This month of Ramadan has seen two such bombshells drop, with tremendous damage in their wake. The first is concerned with an official fatwa (Islamic legal opinion) stipulating that it is a sin for any Muslim to donate money, or write part of his or her money in a will, to be used to build a church. The problem lies not in the direct ban on helping to build churches, but in the fact that the church was grouped within a collection of iniquities banned by God. This brought on a wide wave of criticism, beginning with Christian protest and ending with censure by the grand sheikh of al-Azhar, Sheikh Sayed Tantawi, who rejected the fatwa outright.
Granted, the ending was a happy one. But the damage had already been wreaked on the national front; social peace had been upset; a problem had been unnecessarily created. It would have been much more constructive to publicise the many instances in which Muslims had donated money to churches and Copts to mosques, the result being the fostering of social compassion and solidarity to build the nation. In this respect, I received the following letter from one of our regular readers in Qoussiya, Assiut, Sheikh Ali Hairous. “ The fatwa which bans Muslims from donating money to churches produces nothing but increased sectarian tension and tears apart the national fabric. I wish those in positions of responsibility would refrain from trifling with religions. The church carries the same mission as the mosque; both are places of worship and guidance. How could a fatwa place churches on the same footing as sites of evildoing? Were not many of our mosques built with donations from Christians? Is it a sin to pray in them now?”

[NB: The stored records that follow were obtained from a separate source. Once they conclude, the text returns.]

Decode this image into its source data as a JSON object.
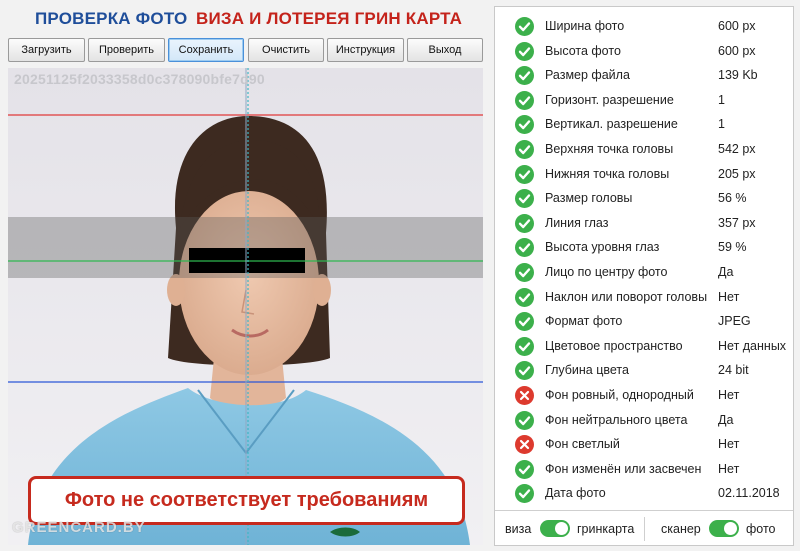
{
  "header": {
    "left_title": "ПРОВЕРКА ФОТО",
    "right_title": "ВИЗА И ЛОТЕРЕЯ ГРИН КАРТА"
  },
  "toolbar": {
    "load": "Загрузить",
    "check": "Проверить",
    "save": "Сохранить",
    "clear": "Очистить",
    "manual": "Инструкция",
    "exit": "Выход"
  },
  "photo": {
    "hash": "20251125f2033358d0c378090bfe7d90",
    "watermark": "GREENCARD.BY",
    "verdict": "Фото не соответствует требованиям"
  },
  "checks": [
    {
      "label": "Ширина фото",
      "value": "600 px",
      "status": "ok"
    },
    {
      "label": "Высота фото",
      "value": "600 px",
      "status": "ok"
    },
    {
      "label": "Размер файла",
      "value": "139 Kb",
      "status": "ok"
    },
    {
      "label": "Горизонт. разрешение",
      "value": "1",
      "status": "ok"
    },
    {
      "label": "Вертикал. разрешение",
      "value": "1",
      "status": "ok"
    },
    {
      "label": "Верхняя точка головы",
      "value": "542 px",
      "status": "ok"
    },
    {
      "label": "Нижняя точка головы",
      "value": "205 px",
      "status": "ok"
    },
    {
      "label": "Размер головы",
      "value": "56 %",
      "status": "ok"
    },
    {
      "label": "Линия глаз",
      "value": "357 px",
      "status": "ok"
    },
    {
      "label": "Высота уровня глаз",
      "value": "59 %",
      "status": "ok"
    },
    {
      "label": "Лицо по центру фото",
      "value": "Да",
      "status": "ok"
    },
    {
      "label": "Наклон или поворот головы",
      "value": "Нет",
      "status": "ok"
    },
    {
      "label": "Формат фото",
      "value": "JPEG",
      "status": "ok"
    },
    {
      "label": "Цветовое пространство",
      "value": "Нет данных",
      "status": "ok"
    },
    {
      "label": "Глубина цвета",
      "value": "24 bit",
      "status": "ok"
    },
    {
      "label": "Фон ровный, однородный",
      "value": "Нет",
      "status": "bad"
    },
    {
      "label": "Фон нейтрального цвета",
      "value": "Да",
      "status": "ok"
    },
    {
      "label": "Фон светлый",
      "value": "Нет",
      "status": "bad"
    },
    {
      "label": "Фон изменён или засвечен",
      "value": "Нет",
      "status": "ok"
    },
    {
      "label": "Дата фото",
      "value": "02.11.2018",
      "status": "ok"
    }
  ],
  "mode": {
    "left_off": "виза",
    "left_on": "гринкарта",
    "left_toggle_on": true,
    "right_off": "сканер",
    "right_on": "фото",
    "right_toggle_on": true
  },
  "colors": {
    "ok": "#3cb04b",
    "bad": "#dd3a2e",
    "accent_blue": "#1f4e9a",
    "accent_red": "#c4231b"
  }
}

The second bombshell was the arrest of some 155 individuals, mainly in the governorate of Aswan, for breaching the Ramadan fast. The move calls to mind the religious zealousness we hear of in some of the Gulf states but never existed in Egypt—an old land famous for its civilisation and culture of tolerance. I know nothing about what religion those arrested belong to; it makes no difference whatsoever. Our security officials behaved as though they were the self-appointed guardians of faith, their mission being to search consciences and enforce religious rituals. This is at best an outrageous departure from their original role of law enforcement; Egypt’s Constitution and laws include nothing about criminalising or penalising violators of Ramadan fast.

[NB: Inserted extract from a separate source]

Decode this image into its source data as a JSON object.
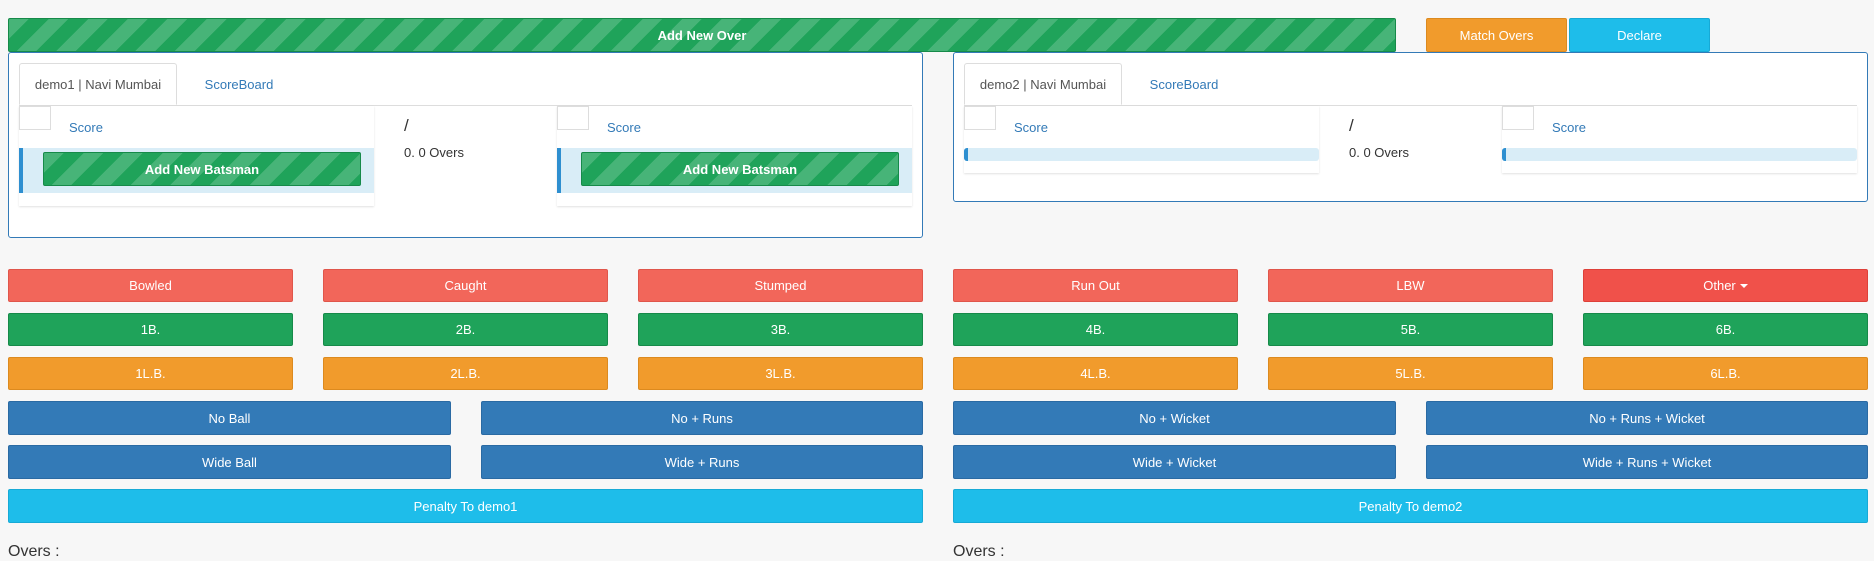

The arrests are unprecedented in Egypt where Muslims may differ over the fast, one or another of them may take offence if another Muslim is not fasting, some may even reproach a Christian for eating or drinking before them during the fast. It may do well in this context to hint that fasting is about far more than matters of food and drink; it should lead to an elevated spiritual sense. But in the end it has customarily been a matter of personal freedom. This is why it is unacceptable, unimaginable, and unconscionable that an executive authority should take it upon itself to act as the self appointed guardian of virtue, deciding who is good and who is not, and penalising who it sees fit.
Some have described the situation as heralding in the “Aswan Islamic Republic”, but I say it is “Taliban, Egypt branch”. But the real catastrophe is the official silence, beginning with the security heads in Aswan and up to the political and religious leaderships in Cairo. It sends a clear message to the man in the street that the arrests were not wrong, even if unfortunate.